The next time we went, my husband decided to start with his usual martini, but asked Andy Sienkiewicz, that evening's barkeep, to pick the gin. At 57 percent alcohol--navy strength, or flammable--Hayman's Royal Dock has "more bottom end," as Andy put it, and we agreed it made a wonderful martini. I also enjoyed a well-crafted version of another cocktail originating from early in the last century, the Corpse Reviver #2, which shook together gin, Cointreau, Lillet, lemon juice, and a dash of absinthe. The artisanal brandied cherry resting at the bottom of the glass--made, we were told, by a "friend of the bar"--was a notable garnish.

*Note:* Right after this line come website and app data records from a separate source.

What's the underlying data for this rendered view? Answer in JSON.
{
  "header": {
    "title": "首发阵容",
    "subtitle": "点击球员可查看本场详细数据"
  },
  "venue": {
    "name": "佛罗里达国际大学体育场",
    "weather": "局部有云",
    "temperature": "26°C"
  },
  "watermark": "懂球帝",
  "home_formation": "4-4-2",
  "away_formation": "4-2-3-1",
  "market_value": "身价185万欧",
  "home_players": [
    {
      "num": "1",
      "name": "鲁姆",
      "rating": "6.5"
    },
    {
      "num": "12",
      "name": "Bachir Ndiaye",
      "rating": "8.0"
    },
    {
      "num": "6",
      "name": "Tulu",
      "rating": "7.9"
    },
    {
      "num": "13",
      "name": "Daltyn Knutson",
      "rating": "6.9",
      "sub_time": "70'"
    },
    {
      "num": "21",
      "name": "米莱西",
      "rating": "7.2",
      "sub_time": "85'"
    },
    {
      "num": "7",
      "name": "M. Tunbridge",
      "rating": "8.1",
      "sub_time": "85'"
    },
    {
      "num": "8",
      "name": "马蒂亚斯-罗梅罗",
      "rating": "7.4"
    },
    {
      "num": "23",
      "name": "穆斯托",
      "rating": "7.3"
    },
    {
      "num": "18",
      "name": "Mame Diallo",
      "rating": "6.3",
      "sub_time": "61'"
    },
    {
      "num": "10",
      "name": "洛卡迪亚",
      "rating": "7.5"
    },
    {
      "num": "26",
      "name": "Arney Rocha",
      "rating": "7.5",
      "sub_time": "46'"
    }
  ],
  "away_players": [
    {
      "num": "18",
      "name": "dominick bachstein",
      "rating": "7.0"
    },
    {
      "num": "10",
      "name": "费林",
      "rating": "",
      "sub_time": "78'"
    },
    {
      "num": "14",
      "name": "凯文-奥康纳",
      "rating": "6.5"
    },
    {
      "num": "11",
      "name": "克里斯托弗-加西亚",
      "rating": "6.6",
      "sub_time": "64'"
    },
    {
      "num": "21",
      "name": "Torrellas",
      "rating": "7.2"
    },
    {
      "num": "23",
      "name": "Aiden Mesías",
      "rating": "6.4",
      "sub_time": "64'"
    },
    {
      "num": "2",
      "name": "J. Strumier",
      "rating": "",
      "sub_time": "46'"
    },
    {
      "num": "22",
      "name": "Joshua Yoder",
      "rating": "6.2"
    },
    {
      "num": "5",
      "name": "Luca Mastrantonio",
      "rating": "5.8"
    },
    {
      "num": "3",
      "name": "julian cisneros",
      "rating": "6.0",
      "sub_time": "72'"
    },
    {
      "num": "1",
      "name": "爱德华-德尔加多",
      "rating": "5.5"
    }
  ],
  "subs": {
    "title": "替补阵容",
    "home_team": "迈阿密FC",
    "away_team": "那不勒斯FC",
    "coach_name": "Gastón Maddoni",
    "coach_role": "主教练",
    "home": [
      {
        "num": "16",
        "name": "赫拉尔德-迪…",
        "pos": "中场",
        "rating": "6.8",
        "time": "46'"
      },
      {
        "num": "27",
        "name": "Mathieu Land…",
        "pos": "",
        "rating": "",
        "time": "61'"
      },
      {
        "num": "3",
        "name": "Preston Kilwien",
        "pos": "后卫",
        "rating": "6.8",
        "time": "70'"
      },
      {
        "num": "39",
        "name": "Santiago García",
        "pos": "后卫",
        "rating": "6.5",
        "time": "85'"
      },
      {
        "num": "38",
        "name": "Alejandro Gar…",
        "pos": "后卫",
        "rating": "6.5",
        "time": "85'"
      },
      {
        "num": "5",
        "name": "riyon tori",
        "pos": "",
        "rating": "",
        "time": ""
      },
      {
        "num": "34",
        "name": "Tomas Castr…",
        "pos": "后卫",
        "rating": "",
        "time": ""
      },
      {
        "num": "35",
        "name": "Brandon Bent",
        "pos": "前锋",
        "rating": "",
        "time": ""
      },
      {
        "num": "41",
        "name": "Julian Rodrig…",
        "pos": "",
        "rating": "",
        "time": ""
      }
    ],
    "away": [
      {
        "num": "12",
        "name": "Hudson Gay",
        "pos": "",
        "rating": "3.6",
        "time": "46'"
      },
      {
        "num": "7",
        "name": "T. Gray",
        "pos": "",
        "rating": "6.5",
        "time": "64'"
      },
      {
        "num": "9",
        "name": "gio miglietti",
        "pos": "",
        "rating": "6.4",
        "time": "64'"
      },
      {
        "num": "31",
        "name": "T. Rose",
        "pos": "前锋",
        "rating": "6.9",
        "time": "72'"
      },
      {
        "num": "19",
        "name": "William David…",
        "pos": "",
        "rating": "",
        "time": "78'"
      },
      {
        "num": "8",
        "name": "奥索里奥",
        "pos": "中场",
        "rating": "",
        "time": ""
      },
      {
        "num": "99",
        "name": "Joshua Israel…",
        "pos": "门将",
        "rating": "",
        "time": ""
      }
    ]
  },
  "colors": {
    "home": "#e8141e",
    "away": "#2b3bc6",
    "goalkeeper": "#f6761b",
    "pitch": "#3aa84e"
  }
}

It was a Tuesday night, so the bar was offering "a beer and a bump" for five bucks: any Michigan beer paired with a shot of a limited selection from the extensive whiskey list. (They'd lose a bundle if they offered any whiskey--the twenty-five-year-old Macallan is $130 for a 2-ounce "sip.") Partial to beer, my husband opted for the offer after he finished his martini. When I complained I'd never been able to develop a taste for whiskeys, Sienkiewicz gave me a sample of Bastille 1789, a French whiskey he claimed many wine drinkers enjoy. (One of the perks of sitting at this bar is the potential for education.) Indeed, I found it smoother, sweeter, and mellower than other whiskeys I've tried. But since I was hungry, I decided to continue with wine, the beverage I find best with food.